Soon, I was heading south and after a few hours of paddling stopped for lunch at the tip of N. Hero Island. Here, I decided to stay to the west of N. Hero and pass through the Alburg Passage. I turned to take a last look to the north and noted something glittering in the sun on the railroad bridge. With my binoculars, I observed a long freight train just beginning a slow crossing of the aforementioned railroad bridge. The train was pulled by several Canadian National Railroad locomotives and was well over a mile long. It was passing from the rails of the New England Central Railroad (formerly Central Vermont RR) onto Canadian National tracks and would soon enter Canada.
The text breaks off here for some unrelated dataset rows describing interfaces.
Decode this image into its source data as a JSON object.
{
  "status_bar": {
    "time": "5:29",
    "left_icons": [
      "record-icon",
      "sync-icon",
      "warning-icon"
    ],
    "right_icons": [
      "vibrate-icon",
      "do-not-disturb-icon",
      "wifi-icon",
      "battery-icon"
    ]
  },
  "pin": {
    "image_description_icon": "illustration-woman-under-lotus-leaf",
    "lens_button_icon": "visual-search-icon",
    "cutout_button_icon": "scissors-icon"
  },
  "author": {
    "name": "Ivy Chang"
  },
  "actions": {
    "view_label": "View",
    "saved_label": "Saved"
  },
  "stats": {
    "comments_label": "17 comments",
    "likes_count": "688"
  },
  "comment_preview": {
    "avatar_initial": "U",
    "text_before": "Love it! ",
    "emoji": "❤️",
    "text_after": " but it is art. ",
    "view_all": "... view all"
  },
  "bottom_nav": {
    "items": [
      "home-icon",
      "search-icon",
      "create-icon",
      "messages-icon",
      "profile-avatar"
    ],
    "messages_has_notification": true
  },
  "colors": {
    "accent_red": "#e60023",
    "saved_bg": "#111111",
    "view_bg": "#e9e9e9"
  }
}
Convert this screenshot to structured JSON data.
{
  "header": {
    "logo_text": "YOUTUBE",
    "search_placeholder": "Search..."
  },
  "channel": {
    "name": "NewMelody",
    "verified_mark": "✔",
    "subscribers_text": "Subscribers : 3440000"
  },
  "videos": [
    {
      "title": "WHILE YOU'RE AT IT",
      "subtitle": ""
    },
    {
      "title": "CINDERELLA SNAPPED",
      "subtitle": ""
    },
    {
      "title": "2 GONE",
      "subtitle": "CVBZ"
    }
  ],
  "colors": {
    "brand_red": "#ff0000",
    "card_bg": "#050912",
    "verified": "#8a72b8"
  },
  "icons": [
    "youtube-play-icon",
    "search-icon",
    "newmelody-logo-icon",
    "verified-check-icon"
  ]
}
The trip through Alburg Passage took me past some floatplanes at Northern Lights Airport before reaching the Point of the Tongue where I crossed over towards Cloak Island and the southern tip of Isle la Motte. The scarcity of other boats on the lake and the fact I was paddling a sea kayak allowed me to take a heading on Cumberland Head and begin a long open water passage of about 8 miles pretty much as the crow flies. A light but steady breeze out of the west-southwest kept me from overheating. Several times the calls of loons led my eyes to where they were bobbing on the waves. Twice, large groups of Canada geese flew overhead in chevron formation. Like me they were heading to the south.

After several more hours of paddling, I once again crossed the "Dancing Ferryboats", rounded Cumberland Head and paddled the last bit to the beach at Cumberland Bay State Park. Having covered 36 miles since morning, I was pretty well spent physically and glad to have brought along a self-heating meal of chicken parmesan which provided a quick and easy supper.

By morning, all of the muscles that were sore had recovered and I awoke to balmy temperatures and a wind blowing in from the lake. It made for a beautiful morning to walk around downtown Plattsburgh before saying goodbye to New York state until I someday return to connect the dots between Picketts Corners and Plattsburgh. For that 24 mile section of rocky shallows and four difficult portages, I'll bring a plastic boat and as little gear as possible.

1 comment:

Anonymous said...

Great communication. Impressed with your manner of writing. Could imagine your adventure as though with you as I read.
Ancient Warrior